As human beings, we have the knowledge that we and our loved ones will all one day pass away. That means that for many of us, the grieving process may begin before death. This is known as “anticipatory grief.”
What is Anticipatory Grief?
Anticipatory grief is when we experience grief about events we are anticipating in our future. These can include the death of a loved one, our own eventual death, or other things we may lose along the way. A person with a terminal illness that is going to result in loss of function or increasing pain may mourn the autonomy and pain-free days they will lose. Anticipatory grief is contrasted with what we call “conventional grief,” which is grief we feel for events that have already happened.
Are You Experiencing Anticipatory Grief?
If you or your loved one is in hospice care or will be soon, it is common to experience anticipatory grief. A person may spend many months in hospice, which gives them and their loved ones quite a bit of time to experience this form of grieving.
Signs and symptoms of anticipatory grief can vary from one individual to another, as can their frequency and intensity.
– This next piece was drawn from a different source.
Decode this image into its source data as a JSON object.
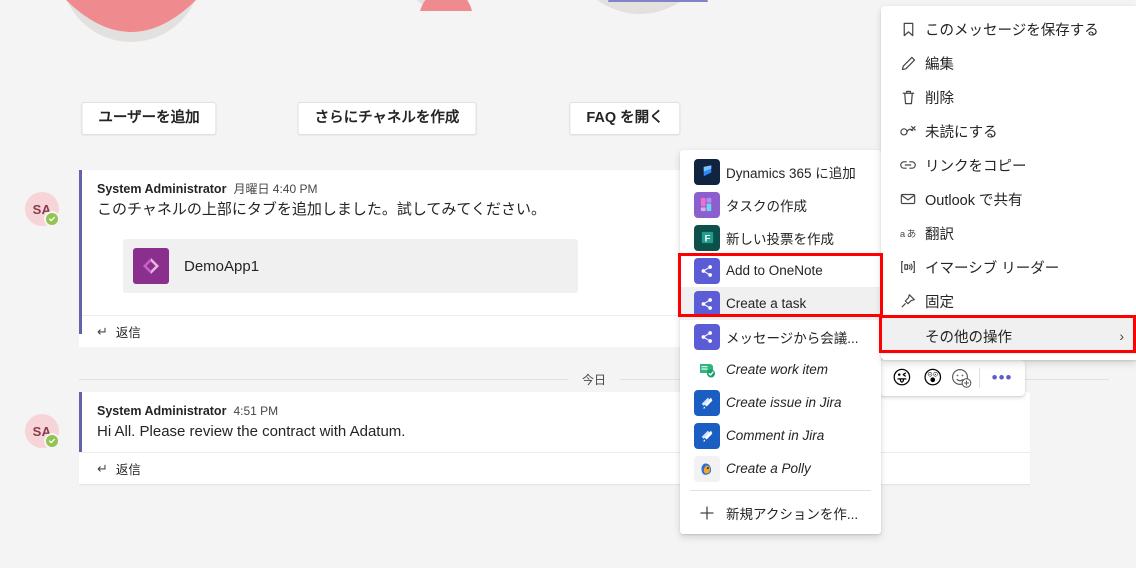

Some may include:
- The classic five “stages” of grief: denial, bargaining, anger, depression and acceptance.
- Anxiety or worry.
- Sadness or despair.
- Intrusive thoughts.
- Deliberate thoughts and focus on dying, death or what may or may not follow.
- Feelings of loneliness or isolation.
- Physical manifestations like exhaustion, headaches or difficulties falling or staying asleep.
- Existential crisis.
How Can You Cope with Anticipatory Grief?
Some people may seek to avoid their grief, burying themselves in distractions. Others may want to tackle it head-on. Either way, there are some things you can do to help you cope at this time.
- Education: Anticipatory grief can be a confusing and overwhelming experience—especially if you have never been through it before. But every loss is unique, so even if you have been through a grieving process before, you can still be caught off guard by a subsequent anticipated loss. Educating yourself about the ways anticipatory grief can manifest and how you can cope can help you to understand and process what you are experiencing.
- Support groups: Because anticipatory grief can feel isolating, it can help to get outside of that bubble of isolation by connecting with other people who are experiencing anticipatory grief too. Just having people you can relate to or who can share coping ideas with you can be a big help.
- Counseling: Receiving counseling from a caring individual who is familiar with the process of anticipatory grief can be another psychological and emotional lifeline when you are struggling. Being able to talk out our emotions can help us to process them and make sense of the situations we are facing.
- Sit with your feelings: You are probably going to find yourself experiencing a lot of uncomfortable feelings during anticipatory grief. It is important to understand that all of these feelings are okay. Trying to suppress them will not make them go away; it will just make the entire process harder.
- Live life in balance: You are going to need to spend time and energy focusing on and processing your grief. But you also are going to cope better if you continue to maintain balance in your life. If you can, try to keep up with other activities. Take care of your loved one, but take care of yourself too.
- Work through unresolved issues: When a death is sudden, it takes away any chance at resolution or reconciliation. While anticipatory grief is painful, try to look at this situation as an opportunity to address those issues while you still have the chance.
- Spend time with loved ones: Spend as much time as possible with those you love. Doing so is a way to create memories for yourself and for them.
Find Out How We Can Help You and Your Loved Ones
At Golden Rule Hospice, we offer bereavement support and grief counseling to patients and their caregivers and loved ones. We can help you learn and understand more about anticipatory grief, explore your thoughts and feelings, and listen with compassion if you need to talk about what you are going through. We are authorized to offer hospice care to patients in Georgia, including Woodstock, Brookhaven, Stonecrest, Douglasville, Gainesville, Stockbridge, Marietta, Peachtree Corners, and Smyrna. To schedule your consultation now, please give us a call at (470) 395-6567.